■ **Provided records**:
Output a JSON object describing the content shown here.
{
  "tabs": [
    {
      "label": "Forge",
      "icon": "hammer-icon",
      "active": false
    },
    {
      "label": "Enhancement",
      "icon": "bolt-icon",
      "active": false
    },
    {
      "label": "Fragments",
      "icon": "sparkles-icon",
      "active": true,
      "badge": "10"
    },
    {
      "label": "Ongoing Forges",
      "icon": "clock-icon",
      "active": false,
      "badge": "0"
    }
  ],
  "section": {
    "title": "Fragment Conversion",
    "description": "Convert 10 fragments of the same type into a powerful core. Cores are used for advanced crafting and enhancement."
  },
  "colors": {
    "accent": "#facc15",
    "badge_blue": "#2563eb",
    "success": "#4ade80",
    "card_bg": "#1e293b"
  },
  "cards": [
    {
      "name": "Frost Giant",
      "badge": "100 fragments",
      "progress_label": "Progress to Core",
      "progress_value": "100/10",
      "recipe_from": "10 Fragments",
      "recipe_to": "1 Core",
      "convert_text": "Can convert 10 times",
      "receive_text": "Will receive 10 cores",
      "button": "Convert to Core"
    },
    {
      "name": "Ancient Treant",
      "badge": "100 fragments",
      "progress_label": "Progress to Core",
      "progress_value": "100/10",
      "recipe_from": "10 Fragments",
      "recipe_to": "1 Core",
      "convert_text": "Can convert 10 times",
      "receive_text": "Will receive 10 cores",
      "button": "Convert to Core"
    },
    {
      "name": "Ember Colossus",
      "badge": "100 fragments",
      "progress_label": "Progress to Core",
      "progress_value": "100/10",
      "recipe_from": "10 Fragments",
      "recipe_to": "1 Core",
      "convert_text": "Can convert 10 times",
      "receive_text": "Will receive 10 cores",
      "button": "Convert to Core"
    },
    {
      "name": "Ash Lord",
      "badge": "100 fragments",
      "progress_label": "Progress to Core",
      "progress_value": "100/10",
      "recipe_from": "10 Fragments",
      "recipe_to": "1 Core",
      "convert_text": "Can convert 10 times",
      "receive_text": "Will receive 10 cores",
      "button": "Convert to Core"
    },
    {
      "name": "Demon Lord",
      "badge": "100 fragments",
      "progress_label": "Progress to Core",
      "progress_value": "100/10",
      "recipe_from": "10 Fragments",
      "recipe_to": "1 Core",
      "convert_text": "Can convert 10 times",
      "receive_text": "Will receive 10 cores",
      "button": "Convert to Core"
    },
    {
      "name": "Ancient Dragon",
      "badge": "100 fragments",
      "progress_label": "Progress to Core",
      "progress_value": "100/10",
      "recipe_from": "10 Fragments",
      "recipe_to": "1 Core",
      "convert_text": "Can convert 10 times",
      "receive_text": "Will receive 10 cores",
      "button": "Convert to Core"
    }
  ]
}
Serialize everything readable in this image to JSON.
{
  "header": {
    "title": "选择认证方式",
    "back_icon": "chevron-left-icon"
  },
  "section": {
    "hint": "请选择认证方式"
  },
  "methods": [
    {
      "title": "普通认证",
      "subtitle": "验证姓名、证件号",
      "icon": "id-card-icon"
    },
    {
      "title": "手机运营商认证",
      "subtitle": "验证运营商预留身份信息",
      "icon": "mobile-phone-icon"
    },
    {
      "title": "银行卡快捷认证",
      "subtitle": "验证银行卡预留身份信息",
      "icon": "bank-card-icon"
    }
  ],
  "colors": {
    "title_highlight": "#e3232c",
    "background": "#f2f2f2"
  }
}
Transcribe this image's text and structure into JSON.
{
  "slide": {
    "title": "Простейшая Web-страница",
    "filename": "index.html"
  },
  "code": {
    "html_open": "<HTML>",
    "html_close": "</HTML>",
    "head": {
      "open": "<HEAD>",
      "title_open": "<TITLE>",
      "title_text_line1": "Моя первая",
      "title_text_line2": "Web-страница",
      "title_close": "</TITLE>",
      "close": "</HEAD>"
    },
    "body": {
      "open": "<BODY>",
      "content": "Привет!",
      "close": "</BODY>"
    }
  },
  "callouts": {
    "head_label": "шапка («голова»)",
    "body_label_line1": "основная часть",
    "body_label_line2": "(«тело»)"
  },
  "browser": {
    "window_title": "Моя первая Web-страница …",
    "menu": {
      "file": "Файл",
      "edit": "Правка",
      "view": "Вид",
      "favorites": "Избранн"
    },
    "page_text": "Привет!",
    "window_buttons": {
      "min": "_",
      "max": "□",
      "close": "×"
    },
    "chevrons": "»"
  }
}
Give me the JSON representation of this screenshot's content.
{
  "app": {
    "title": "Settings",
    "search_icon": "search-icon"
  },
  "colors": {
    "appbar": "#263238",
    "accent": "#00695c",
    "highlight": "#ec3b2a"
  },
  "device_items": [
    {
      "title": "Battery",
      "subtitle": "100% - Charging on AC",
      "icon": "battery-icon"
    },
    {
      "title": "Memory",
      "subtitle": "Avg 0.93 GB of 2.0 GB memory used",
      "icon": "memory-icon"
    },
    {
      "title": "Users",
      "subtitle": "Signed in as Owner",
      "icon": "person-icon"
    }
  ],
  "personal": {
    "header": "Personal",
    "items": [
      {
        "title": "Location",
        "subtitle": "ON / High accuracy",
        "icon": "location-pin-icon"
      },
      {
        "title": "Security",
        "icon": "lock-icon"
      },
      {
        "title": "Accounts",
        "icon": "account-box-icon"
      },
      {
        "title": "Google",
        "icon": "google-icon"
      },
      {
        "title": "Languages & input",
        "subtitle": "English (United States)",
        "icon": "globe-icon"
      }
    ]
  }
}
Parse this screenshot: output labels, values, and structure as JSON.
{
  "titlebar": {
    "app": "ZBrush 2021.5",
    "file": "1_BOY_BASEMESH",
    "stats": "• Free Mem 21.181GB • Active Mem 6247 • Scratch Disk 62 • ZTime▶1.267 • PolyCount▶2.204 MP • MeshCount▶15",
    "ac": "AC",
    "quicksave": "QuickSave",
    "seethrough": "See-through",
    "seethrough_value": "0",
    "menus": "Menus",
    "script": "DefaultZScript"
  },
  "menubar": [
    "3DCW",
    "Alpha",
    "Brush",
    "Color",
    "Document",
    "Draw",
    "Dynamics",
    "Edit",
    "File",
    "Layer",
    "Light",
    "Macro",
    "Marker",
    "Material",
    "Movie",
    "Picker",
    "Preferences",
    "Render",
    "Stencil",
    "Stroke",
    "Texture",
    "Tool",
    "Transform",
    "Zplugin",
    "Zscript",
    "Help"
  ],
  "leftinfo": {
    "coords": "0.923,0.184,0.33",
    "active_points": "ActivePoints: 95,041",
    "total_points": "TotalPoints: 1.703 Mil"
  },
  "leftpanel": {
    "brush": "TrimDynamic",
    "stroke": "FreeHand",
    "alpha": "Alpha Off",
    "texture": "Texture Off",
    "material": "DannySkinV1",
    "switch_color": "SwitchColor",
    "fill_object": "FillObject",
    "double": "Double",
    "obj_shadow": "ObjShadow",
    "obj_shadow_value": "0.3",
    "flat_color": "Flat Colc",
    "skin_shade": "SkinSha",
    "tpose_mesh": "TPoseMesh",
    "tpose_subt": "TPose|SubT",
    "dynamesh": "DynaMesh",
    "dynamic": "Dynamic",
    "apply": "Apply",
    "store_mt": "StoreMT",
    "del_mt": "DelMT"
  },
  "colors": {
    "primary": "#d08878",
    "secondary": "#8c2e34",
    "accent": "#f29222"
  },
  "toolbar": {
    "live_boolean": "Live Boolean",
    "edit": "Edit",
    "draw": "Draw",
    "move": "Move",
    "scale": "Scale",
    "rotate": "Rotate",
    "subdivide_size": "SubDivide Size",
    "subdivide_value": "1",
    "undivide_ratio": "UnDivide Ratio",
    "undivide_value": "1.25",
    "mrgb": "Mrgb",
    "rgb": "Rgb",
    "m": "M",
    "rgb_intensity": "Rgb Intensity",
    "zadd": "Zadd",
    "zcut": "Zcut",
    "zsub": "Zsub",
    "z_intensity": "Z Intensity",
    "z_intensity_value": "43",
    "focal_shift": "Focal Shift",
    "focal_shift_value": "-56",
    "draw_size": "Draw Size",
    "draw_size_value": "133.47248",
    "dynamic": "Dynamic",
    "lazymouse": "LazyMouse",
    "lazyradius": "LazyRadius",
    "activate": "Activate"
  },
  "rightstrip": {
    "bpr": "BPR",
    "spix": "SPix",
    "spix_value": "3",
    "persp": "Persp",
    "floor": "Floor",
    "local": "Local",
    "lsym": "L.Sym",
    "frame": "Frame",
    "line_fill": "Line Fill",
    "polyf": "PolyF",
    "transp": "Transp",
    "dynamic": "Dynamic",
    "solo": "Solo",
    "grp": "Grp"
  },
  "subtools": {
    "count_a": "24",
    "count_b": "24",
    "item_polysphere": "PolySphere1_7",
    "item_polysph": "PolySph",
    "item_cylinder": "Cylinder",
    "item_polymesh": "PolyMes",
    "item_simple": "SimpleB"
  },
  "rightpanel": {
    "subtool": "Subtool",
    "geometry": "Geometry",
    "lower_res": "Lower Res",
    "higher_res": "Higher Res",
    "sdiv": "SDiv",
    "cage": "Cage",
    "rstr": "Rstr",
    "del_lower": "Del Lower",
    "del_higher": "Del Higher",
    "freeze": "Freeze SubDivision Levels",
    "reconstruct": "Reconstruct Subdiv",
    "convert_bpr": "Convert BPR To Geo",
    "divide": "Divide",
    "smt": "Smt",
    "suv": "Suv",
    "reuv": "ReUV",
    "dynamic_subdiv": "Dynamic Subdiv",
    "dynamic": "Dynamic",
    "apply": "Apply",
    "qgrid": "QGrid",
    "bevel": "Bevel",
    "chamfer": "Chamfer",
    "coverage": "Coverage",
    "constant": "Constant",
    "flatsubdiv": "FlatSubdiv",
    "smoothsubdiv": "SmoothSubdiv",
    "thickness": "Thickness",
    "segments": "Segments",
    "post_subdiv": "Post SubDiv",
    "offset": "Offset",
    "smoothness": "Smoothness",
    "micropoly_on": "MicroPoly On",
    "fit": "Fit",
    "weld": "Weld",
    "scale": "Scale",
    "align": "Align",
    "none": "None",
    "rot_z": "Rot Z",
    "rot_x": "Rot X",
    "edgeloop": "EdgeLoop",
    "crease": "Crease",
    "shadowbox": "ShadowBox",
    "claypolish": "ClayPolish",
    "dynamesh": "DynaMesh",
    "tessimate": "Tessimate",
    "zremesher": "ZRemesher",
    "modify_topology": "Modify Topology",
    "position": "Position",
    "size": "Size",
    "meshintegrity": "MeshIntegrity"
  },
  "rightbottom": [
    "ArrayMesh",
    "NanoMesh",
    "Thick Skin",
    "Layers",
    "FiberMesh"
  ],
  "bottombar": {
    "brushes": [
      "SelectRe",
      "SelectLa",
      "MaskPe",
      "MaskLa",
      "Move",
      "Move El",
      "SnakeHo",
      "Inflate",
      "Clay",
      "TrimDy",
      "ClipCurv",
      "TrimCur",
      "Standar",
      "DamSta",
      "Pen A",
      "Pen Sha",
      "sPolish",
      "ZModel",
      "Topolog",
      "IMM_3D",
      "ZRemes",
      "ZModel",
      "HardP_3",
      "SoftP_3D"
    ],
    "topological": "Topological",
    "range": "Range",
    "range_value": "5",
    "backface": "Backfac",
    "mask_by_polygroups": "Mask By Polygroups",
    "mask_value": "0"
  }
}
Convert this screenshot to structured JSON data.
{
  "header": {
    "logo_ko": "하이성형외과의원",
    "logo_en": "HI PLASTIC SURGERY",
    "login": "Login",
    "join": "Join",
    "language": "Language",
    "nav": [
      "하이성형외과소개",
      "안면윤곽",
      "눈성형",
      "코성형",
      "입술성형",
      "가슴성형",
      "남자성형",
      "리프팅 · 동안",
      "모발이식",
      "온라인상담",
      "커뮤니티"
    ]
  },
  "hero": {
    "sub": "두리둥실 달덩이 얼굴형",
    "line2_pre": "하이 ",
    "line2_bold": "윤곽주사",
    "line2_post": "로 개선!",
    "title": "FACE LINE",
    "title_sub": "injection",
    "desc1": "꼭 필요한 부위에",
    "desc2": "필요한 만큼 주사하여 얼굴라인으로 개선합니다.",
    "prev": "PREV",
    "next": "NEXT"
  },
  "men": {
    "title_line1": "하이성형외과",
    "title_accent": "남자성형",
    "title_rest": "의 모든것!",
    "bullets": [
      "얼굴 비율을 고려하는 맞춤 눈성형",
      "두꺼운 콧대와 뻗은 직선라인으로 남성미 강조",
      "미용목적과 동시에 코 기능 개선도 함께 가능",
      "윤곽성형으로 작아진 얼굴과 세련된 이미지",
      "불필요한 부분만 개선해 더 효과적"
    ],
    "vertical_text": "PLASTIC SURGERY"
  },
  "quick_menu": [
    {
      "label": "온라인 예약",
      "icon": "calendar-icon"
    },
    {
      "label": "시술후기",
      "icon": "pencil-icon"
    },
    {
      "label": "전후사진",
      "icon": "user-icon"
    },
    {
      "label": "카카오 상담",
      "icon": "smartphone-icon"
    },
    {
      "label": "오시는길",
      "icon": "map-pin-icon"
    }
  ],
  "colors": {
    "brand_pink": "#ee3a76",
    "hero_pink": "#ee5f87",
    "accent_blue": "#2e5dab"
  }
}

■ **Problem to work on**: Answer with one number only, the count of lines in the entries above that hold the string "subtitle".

■ **Exercise answer**: 8